on the Web.)
Individualized Education Plan: a legal document which sets goals
and objectives for students with disabilities and describes
the programs and services which will be offered to help the
student reach those goals. If a goal and/or objective in an
IEP requires the student to use an assistive technology device
and service, the school district must supply them. The need
and responsibility for assistive technology devices and services
should be specifically written into an IEP. The IEP is formulated
by a team of professionals employed by the school district and
the parents or guardians of the students. Parents must consent
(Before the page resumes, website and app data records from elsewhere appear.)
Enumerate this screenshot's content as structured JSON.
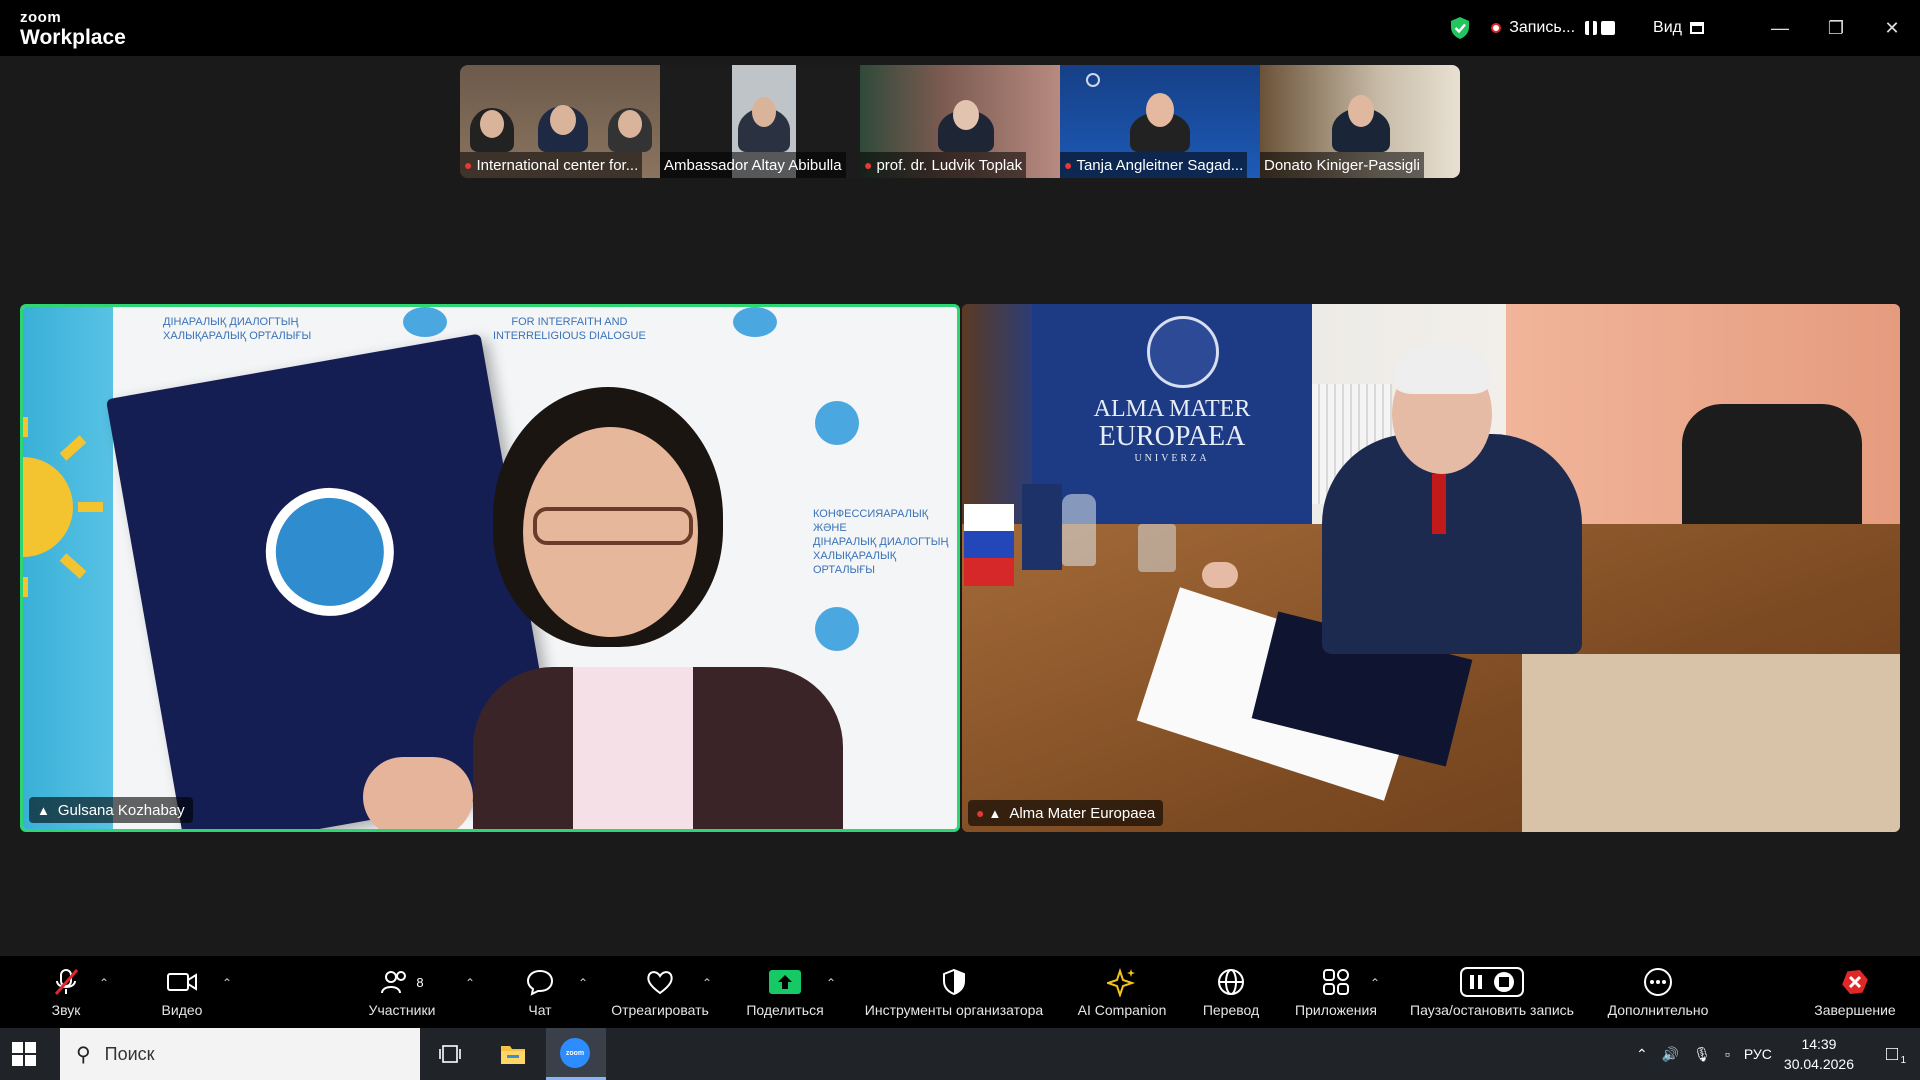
{
  "app": {
    "brand_top": "zoom",
    "brand_name": "Workplace"
  },
  "titlebar": {
    "recording_label": "Запись...",
    "view_label": "Вид"
  },
  "thumbnails": [
    {
      "name": "International center for...",
      "muted": true
    },
    {
      "name": "Ambassador Altay Abibulla",
      "muted": false
    },
    {
      "name": "prof. dr. Ludvik Toplak",
      "muted": true
    },
    {
      "name": "Tanja Angleitner Sagad...",
      "muted": true
    },
    {
      "name": "Donato Kiniger-Passigli",
      "muted": false
    }
  ],
  "tiles": {
    "left": {
      "name": "Gulsana Kozhabay",
      "background_text": [
        "ДІНАРАЛЫҚ ДИАЛОГТЫҢ",
        "ХАЛЫҚАРАЛЫҚ ОРТАЛЫҒЫ",
        "FOR INTERFAITH AND",
        "INTERRELIGIOUS DIALOGUE",
        "КОНФЕССИЯАРАЛЫҚ ЖӘНЕ",
        "ДІНАРАЛЫҚ ДИАЛОГТЫҢ",
        "ХАЛЫҚАРАЛЫҚ ОРТАЛЫҒЫ"
      ]
    },
    "right": {
      "name": "Alma Mater Europaea",
      "banner_line1": "ALMA MATER",
      "banner_line2": "EUROPAEA",
      "banner_line3": "UNIVERZA"
    }
  },
  "toolbar": {
    "audio": "Звук",
    "video": "Видео",
    "participants": "Участники",
    "participants_count": "8",
    "chat": "Чат",
    "react": "Отреагировать",
    "share": "Поделиться",
    "host_tools": "Инструменты организатора",
    "ai": "AI Companion",
    "translate": "Перевод",
    "apps": "Приложения",
    "record": "Пауза/остановить запись",
    "more": "Дополнительно",
    "end": "Завершение"
  },
  "taskbar": {
    "search_placeholder": "Поиск",
    "lang": "РУС",
    "time": "14:39",
    "date": "30.04.2026",
    "notif_count": "1"
  },
  "colors": {
    "active_speaker": "#2ed573",
    "share_green": "#17c964",
    "end_red": "#e02828",
    "ai_yellow": "#f5c518"
  }
}
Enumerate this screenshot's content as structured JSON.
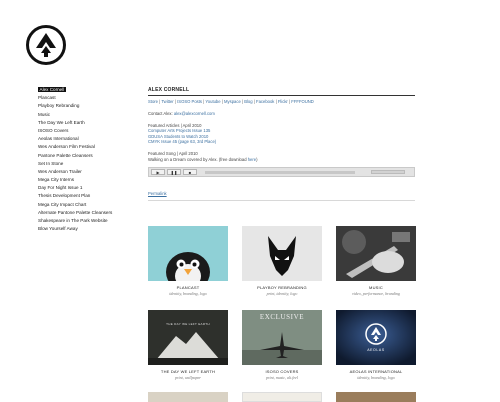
{
  "colors": {
    "link": "#3b6fa0",
    "text": "#222222",
    "active_bg": "#111111"
  },
  "logo": {
    "icon": "aeolus-arrow-logo-icon"
  },
  "sidebar": {
    "items": [
      {
        "label": "Alex Cornell",
        "active": true
      },
      {
        "label": "Plancast"
      },
      {
        "label": "Playboy Rebranding"
      },
      {
        "label": "Music"
      },
      {
        "label": "The Day We Left Earth"
      },
      {
        "label": "ISOSO Covers"
      },
      {
        "label": "Aeolas International"
      },
      {
        "label": "Wes Anderson Film Festival"
      },
      {
        "label": "Pantone Palette Cleansers"
      },
      {
        "label": "Set In Stone"
      },
      {
        "label": "Wes Anderson Trailer"
      },
      {
        "label": "Mega City Interns"
      },
      {
        "label": "Day For Night Issue 1"
      },
      {
        "label": "Thesis Development Plan"
      },
      {
        "label": "Mega City Impact Chart"
      },
      {
        "label": "Alternate Pantone Palette Cleansers"
      },
      {
        "label": "Shakespeare in The Park Website"
      },
      {
        "label": "Blow Yourself Away"
      }
    ]
  },
  "main": {
    "title": "ALEX CORNELL",
    "links": [
      "Store",
      "Twitter",
      "ISOSO Posts",
      "Youtube",
      "Myspace",
      "Blog",
      "Facebook",
      "Flickr",
      "FFFFOUND"
    ],
    "separator": " | ",
    "contact_label": "Contact Alex: ",
    "contact_email": "alex@alexcornell.com",
    "featured_articles_heading": "Featured Articles | April 2010",
    "featured_articles": [
      "Computer Arts Projects Issue 135",
      "GDUSA Students to Watch 2010",
      "CMYK Issue 45 (page 63, 3rd Place)"
    ],
    "featured_song_heading": "Featured Song | April 2010",
    "featured_song_text": "Walking on a Dream covered by Alex. (free download ",
    "featured_song_link": "here",
    "featured_song_end": ")",
    "player": {
      "play_icon": "play-icon",
      "pause_icon": "pause-icon",
      "stop_icon": "stop-icon"
    },
    "permalink": "Permalink"
  },
  "portfolio": [
    {
      "title": "PLANCAST",
      "subtitle": "identity, branding, logo",
      "image": "penguin-illustration"
    },
    {
      "title": "PLAYBOY REBRANDING",
      "subtitle": "print, identity, logo",
      "image": "fox-logo"
    },
    {
      "title": "MUSIC",
      "subtitle": "video, performance, branding",
      "image": "guitar-photo"
    },
    {
      "title": "THE DAY WE LEFT EARTH",
      "subtitle": "print, wallpaper",
      "image": "mountain-poster",
      "overlay": "THE DAY WE LEFT EARTH"
    },
    {
      "title": "ISOSO COVERS",
      "subtitle": "print, music, alt.feel",
      "image": "airplane-poster",
      "overlay": "EXCLUSIVE"
    },
    {
      "title": "AEOLAS INTERNATIONAL",
      "subtitle": "identity, branding, logo",
      "image": "aeolas-logo",
      "overlay": "AEOLAS"
    }
  ]
}
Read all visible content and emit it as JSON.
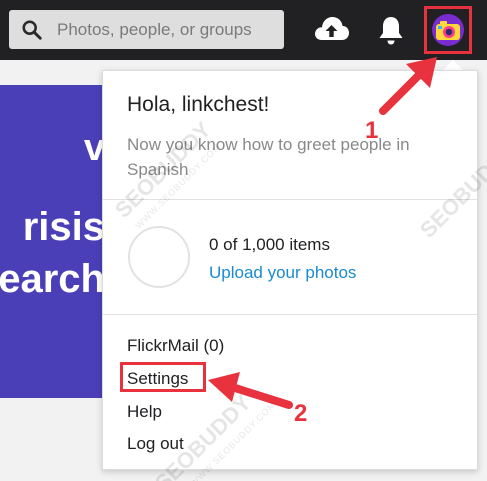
{
  "search": {
    "placeholder": "Photos, people, or groups"
  },
  "header": {
    "icons": [
      "search-icon",
      "cloud-upload-icon",
      "bell-icon",
      "camera-avatar-icon"
    ]
  },
  "hero": {
    "line1": "v",
    "line2": "risis",
    "line3": "earch"
  },
  "dropdown": {
    "greeting": "Hola, linkchest!",
    "greeting_sub": "Now you know how to greet people in Spanish",
    "storage": "0 of 1,000 items",
    "upload_link": "Upload your photos",
    "menu": [
      {
        "label": "FlickrMail (0)"
      },
      {
        "label": "Settings"
      },
      {
        "label": "Help"
      },
      {
        "label": "Log out"
      }
    ]
  },
  "annotations": {
    "badge1": "1",
    "badge2": "2",
    "color": "#e8333e"
  },
  "watermark": {
    "brand": "SEOBUDDY",
    "site": "WWW.SEOBUDDY.COM"
  },
  "colors": {
    "topbar": "#212124",
    "hero": "#4b3fb8",
    "link": "#1a8bd0",
    "annotation": "#e8333e"
  }
}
to an IEP and may appeal an IEP if they find it unacceptable.
Individualized Family Service Plan: a legal document, much like
an IEP, which guides the programs and services
provided to children and their families in an early intervention
program. The need and responsibility for assistive technology
should be specifically written into the IFSP.
The Internet, or 'Net, is a worldwide network of computer networks
linked together by phone lines, cables, satellites and other
methods. The Internet links millions of computer users with
each other for the purposes of communication and information-sharing.
Originally created by the U.S. Dept. of Defense to link government
agencies and research sites, the Internet has grown far beyond
its original purpose. It is now a multifaceted network, accessible
by any computer user equipped with the necessary hardware, software,
transmission lines and skills.
A device which translate outgoing computer data into a form
suitable for transmission over a phone line and translates incoming
phone signals into a form readable by a computer. Modems are
rated by speed; currently, the speed of a modem is expressed
in "bps," or bits per second. The higher the bps rating, the
faster the modem transmits data.
An area in which assistive devices are used to properly position
a person with a disability in a wheelchair, automobile, office
chair, etc. Correct positioning is important to health, safety,
comfort and task performance.
The U.S. Vocational Rehabilitation and Other Rehabilitation
Act of 1973, amended 1992. Among other things, this law established
the National Council on Disability and the National Council
on Disability and Rehabilitation Research. The law has an impact
on assistive technology. For example, Section 794d says that
people with disabilities who participate in federally-funded
programs or jobs must have equal access to and an equal chance
to produce information and data through electronic and information
Computer software that translates a graphical interface (information
is displayed as icons or small pictures as in the Windows or
Mac operating system) into text forms which can be read aloud
to the user via synthesized speech or read with Braille displays.
A computer equipped with the software it needs to make it responsive
to requests from other computers (clients). The Internet is
an enormous client-server network, in which clients access data
on servers which, in turn "serve up" the requested data to clients.
The U.S. Technology-Related Assistance Act (PL-100-407), originally
passed in 1988, which, among other things, authorizes grants
to states for the purpose of creating assistive technology assistance
centers to serve people with disabilities and their families
all around the U.S. and its territories and possessions. Tech
Act programs have sprung up in almost every state and territory.
This law also created the legal definition of assistive technology
devices and services, which was added to IDEA
in 1990. For more information about this law, go to on the
World Wide Web
The World Wide Web -- Web for short -- is the most popular,
fastest-growing part of the Internet,
because, thanks to hypertext, it is
very "browsable" and easy to use, and because the Web can easily
accommodate graphics of all types, and sound and video files
as well as text, making the Web a multimedia experience for
users with adequate computer equipment. The Web has become an
information, communication, commercial and entertainment medium
of genuine significance.